Consider if a product, perhaps a car, tended to fall apart after just a few months of use. You'd expect lawsuits, and the plaintiffs would have a valid claim because a car should be reasonably durable. That doesn't mean all cars need to be built like a Sherman tank. This is well established law, applied in many contexts. In fact, the only area I can think of where we've gotten away from a reasonableness standard is medical malpractice. By statute, that's supposed to be a similar standard, but juries have moved toward expecting medical professionals to be perfect, not just act reasonably.

Comment: not main servers. $1300 IP KVM $120. Storage $110 (Score 1) 92

by raymorris (#47512455) Attached to: Buying New Commercial IT Hardware Isn't Always Worthwhile (Video)

For your primary servers, power is a very important cost consideration of course.
On the other hand, I buy Raritan 16 port IP KVMs that are BETTER than their new models at 90% lower cost. I use them a few times power year. Their better than the new ones because they have a perfectly good web interface I can use from my phone to take care of a server that it down, rather than having to drive to office to use their proprietary control software for the new ones.

Similarly, I use some very popular 16-bay storage boxes that I get for around $100 used. It's nothing more than a metal box with a SAS expander in it. There's darn little that can go wrong with what is essentially just a case and sleds, so why would I want to pay $X000 each for them?

The people talking about tax depreciation obviously haven't thought it through. You pay lower taxes by having lower profits. Sure, spending $20,000 on equipment means you can (slowly) deduct $20,000 from your taxable profit, thereby reducing your tax by $4,000. You just spent $20,000 to "save" $4,000. That's not exactly a brilliant move, especially since that $4,000 is depreciated over at least five years. You want to spend $20,000 now to get $4,000 back five years from now? I see why you're a computer geek and not an accountant (or manager).

Comment: College kids created Google, Microsoft, Facebook (Score 1) 241

by raymorris (#47512193) Attached to: Google Offers a Million Bucks For a Better Inverter

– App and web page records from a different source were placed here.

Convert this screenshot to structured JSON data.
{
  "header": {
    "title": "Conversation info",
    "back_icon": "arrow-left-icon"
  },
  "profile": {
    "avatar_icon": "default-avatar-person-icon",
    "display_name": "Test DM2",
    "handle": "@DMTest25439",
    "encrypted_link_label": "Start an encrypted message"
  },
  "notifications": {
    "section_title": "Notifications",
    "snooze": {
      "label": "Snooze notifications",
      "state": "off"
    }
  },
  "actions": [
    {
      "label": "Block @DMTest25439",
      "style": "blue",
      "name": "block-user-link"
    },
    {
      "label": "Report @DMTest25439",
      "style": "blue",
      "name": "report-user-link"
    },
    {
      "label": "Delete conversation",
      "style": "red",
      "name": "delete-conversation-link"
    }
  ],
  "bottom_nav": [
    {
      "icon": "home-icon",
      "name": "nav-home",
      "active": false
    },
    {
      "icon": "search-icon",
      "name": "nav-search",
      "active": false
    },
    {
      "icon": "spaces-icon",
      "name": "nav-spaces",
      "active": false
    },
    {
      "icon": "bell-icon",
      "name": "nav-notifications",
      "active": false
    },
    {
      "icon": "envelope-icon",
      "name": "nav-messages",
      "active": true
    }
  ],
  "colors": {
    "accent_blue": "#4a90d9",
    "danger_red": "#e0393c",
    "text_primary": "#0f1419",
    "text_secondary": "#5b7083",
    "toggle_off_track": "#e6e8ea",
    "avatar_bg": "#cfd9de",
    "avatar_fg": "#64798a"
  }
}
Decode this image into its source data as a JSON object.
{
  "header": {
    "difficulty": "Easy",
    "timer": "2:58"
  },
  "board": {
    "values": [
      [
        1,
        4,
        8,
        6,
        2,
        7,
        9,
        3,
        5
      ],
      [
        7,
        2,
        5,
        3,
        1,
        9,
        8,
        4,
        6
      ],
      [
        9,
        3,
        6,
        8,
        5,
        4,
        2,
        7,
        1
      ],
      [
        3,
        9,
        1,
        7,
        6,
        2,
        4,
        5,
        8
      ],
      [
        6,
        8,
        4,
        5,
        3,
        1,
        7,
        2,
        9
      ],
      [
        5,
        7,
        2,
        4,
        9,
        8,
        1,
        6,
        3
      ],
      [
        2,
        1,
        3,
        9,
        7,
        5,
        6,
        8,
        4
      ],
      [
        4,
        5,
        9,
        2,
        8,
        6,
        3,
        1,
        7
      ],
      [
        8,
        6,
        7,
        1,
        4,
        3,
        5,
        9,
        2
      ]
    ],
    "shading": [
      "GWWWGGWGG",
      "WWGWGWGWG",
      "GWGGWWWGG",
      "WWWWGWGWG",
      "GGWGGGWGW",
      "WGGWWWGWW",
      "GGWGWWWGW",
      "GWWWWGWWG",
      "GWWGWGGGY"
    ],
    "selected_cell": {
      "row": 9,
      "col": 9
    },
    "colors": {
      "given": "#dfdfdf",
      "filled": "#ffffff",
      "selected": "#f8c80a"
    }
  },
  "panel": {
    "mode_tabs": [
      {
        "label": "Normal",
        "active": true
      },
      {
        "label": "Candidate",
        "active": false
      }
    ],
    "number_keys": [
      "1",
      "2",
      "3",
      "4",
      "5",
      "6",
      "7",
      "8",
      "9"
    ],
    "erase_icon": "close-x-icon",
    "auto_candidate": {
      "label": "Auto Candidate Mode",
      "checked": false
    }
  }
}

A few friends who are electrical engineering majors certainly might achieve this. After all, it was a small group of college kids who created Google, Microsoft, and Facebook. On the other hand, 10 Google employees sitting in meetings to discuss the requirements document costs over $2,000 / hour once you factor in taxes and such. A million dollars is enough to motivate some ramen-eating college kids, and small enough that it's not much more than the cost of paperwork and approvals for many projects at large companies.

With all the fancy scientists in the world, why can't they just once build a nuclear balm?